Three members of a Colorado police division have resigned after they arrested and booked a 73-year-old girl with dementia who was thrown to the bottom and handcuffed after she was suspected of shoplifting, officers stated on Friday.
The girl, Karen Garner, was pinned in opposition to a squad automobile, and her arm was twisted behind her again, breaking a bone and dislocating her shoulder throughout the roadside arrest in Loveland, Colo., final June, a lawsuit says.
Body-camera footage of the of the arrest and photographs from Walmart safety cameras that was launched by Ms. Garner’s lawyer this month prompted widespread outrage, as did one other video that confirmed three police officers laughing at a station as they watched the footage.
The district legal professional for Larimer County, Gordon P. McLaughlin, has stated that, after seeing the body-camera footage, he requested a felony investigation, to be assisted by the United States Attorney’s Office for the District of Colorado and the F.B.I.
On Friday, Loveland’s police chief, Robert L. Ticer, stated that two law enforcement officials who had arrested Ms. Garner — Austin Hopp and Daria Jalali — in addition to a group service officer, Tyler Blackett, who had booked Ms. Garner, have been “no longer employed” by the Loveland Police Department.
A metropolis spokesman later clarified that the officers had resigned.
Master Sgt. Philip Metzler, who was supervising Mr. Hopp and Ms. Jalali, has been positioned on administrative depart, the chief stated.
All 4 officers have been named as defendants in a federal lawsuit filed by Ms. Garner, which claims violations of the Americans With Disabilities Act and alleges use of extreme power and failure to offer medical care.
A fifth officer named within the lawsuit, Sgt. Antolina Hill, continues to be assigned to her duties on the Police Department, Chief Ticer stated. The lawsuit contends that Sergeant Hill and Mr. Blackett “were both aware of Ms. Garner’s injuries and need for medical treatment and personally complicit in the continued denial of that critical care.”
At a information convention on Friday, Chief Ticer acknowledged that Ms. Garner’s arrest had stirred anger regionally, nationally and internationally.
“Our goal at the Loveland Police Department has always been to make our community proud,” he stated. “We failed, and we are very sorry for that.”
It was not instantly clear if the officers who resigned had attorneys. Eric Ziporin, a lawyer who’s representing town within the lawsuit, didn’t instantly reply to an electronic mail.
Sarah Schielke, a lawyer for Ms. Garner and her household, stated the resignations weren’t sufficient.
“They were not fired. They resigned,” she stated in an announcement. “Despite what the world has seen they did on not one but two horrifying videos, they will still receive benefits paid by Loveland.”

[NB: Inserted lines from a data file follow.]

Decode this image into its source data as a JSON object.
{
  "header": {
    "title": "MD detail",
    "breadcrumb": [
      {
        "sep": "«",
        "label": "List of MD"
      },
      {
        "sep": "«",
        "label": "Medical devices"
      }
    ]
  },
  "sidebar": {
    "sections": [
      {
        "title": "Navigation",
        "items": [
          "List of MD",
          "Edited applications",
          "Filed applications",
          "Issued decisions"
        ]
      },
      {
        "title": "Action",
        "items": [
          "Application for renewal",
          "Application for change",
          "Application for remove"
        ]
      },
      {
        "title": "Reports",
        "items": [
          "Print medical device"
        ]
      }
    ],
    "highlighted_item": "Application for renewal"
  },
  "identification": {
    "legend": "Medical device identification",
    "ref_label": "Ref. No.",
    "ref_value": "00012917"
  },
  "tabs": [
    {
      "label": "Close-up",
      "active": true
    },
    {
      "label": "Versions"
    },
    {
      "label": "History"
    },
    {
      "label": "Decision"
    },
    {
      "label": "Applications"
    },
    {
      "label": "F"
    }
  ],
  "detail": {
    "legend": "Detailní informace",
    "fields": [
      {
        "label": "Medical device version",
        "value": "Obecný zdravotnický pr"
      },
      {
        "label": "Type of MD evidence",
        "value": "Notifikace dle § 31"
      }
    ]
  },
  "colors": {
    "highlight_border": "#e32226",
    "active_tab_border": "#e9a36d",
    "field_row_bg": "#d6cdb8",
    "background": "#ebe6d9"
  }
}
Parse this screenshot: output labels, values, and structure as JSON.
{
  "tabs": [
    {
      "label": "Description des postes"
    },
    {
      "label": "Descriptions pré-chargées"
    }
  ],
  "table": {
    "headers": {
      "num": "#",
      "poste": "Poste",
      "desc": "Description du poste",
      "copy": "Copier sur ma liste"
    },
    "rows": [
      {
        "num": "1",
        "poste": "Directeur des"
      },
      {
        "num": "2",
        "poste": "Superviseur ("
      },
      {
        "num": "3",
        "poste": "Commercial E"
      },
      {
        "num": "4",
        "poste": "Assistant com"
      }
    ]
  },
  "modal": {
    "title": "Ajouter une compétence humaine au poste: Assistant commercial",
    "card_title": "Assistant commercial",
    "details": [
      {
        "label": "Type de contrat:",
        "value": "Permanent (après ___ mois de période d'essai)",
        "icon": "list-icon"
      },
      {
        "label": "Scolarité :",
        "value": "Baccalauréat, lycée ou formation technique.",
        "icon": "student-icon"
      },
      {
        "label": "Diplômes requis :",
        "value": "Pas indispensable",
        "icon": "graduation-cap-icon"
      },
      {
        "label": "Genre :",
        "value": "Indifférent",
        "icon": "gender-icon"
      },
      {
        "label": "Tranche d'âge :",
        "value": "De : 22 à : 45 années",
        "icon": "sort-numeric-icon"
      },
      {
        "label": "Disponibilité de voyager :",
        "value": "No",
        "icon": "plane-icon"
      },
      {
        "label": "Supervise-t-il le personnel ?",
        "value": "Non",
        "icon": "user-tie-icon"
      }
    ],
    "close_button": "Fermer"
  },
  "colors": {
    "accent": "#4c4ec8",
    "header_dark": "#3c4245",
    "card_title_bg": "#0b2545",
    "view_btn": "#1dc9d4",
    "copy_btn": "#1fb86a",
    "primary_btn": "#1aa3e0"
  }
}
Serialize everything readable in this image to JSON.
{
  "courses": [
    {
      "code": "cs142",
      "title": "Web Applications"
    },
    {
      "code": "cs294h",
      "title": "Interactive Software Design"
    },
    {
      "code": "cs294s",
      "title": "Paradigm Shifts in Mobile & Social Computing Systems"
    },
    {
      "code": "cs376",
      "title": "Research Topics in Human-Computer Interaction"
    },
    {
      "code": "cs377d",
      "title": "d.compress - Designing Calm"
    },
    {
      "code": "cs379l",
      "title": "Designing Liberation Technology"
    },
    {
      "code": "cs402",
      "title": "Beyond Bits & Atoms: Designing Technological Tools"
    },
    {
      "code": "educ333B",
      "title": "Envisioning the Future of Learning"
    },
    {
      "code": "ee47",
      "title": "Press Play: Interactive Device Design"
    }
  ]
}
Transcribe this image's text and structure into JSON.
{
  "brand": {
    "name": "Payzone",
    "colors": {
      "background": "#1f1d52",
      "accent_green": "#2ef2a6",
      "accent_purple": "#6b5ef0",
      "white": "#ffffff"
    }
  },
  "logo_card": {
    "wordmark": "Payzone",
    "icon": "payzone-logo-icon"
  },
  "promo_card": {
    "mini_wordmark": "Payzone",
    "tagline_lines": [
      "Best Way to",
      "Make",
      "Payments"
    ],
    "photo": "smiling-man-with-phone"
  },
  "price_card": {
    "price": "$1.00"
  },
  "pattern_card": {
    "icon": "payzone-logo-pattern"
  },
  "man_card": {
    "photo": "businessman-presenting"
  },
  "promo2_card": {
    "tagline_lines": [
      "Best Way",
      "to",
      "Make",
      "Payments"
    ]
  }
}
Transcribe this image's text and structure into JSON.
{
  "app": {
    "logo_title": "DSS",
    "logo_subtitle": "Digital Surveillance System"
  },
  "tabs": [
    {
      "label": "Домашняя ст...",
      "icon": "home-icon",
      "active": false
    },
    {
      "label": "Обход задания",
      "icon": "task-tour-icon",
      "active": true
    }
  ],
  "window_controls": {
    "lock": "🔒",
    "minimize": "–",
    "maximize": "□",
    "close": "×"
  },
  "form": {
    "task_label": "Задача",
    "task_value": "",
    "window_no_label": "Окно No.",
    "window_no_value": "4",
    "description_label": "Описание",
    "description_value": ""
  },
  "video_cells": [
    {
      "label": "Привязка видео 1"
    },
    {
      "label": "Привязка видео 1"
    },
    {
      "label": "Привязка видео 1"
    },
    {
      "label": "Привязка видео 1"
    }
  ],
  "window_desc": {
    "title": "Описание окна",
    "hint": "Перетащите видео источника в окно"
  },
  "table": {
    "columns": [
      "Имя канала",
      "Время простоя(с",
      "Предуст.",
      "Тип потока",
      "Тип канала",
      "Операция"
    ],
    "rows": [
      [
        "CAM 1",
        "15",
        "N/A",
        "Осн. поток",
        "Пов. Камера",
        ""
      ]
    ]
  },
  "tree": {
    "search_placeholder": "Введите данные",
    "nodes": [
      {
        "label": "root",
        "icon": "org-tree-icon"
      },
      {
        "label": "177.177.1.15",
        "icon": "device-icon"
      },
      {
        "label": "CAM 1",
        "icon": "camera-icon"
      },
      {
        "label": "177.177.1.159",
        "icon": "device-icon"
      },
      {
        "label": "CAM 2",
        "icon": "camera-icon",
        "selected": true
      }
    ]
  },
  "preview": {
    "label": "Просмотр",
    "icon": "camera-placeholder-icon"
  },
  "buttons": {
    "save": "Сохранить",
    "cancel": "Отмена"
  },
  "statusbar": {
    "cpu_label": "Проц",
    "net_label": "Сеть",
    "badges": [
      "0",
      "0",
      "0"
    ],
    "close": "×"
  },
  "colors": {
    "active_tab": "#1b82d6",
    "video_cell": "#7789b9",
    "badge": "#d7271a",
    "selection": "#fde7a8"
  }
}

Chief Ticer, requested about footage of Ms. Garner’s arrest, stated on the information convention: “I share the community’s concerns on this. It hurt to see that.”
Asked concerning the officers who have been seen laughing on the footage, Chief Ticer stated: “That is not the Loveland Police Department. The Loveland Police Department is comprised of men and women that are out there taking calls for service right now, that are working very hard and honoring our community.”
Ms. Schielke criticized these feedback and stated Chief Ticer ought to resign.
“He is wrong,” she stated in an interview. “It not only is the Loveland Police Department, but it’s his Loveland Police Department. He’s responsible for what happens in it.”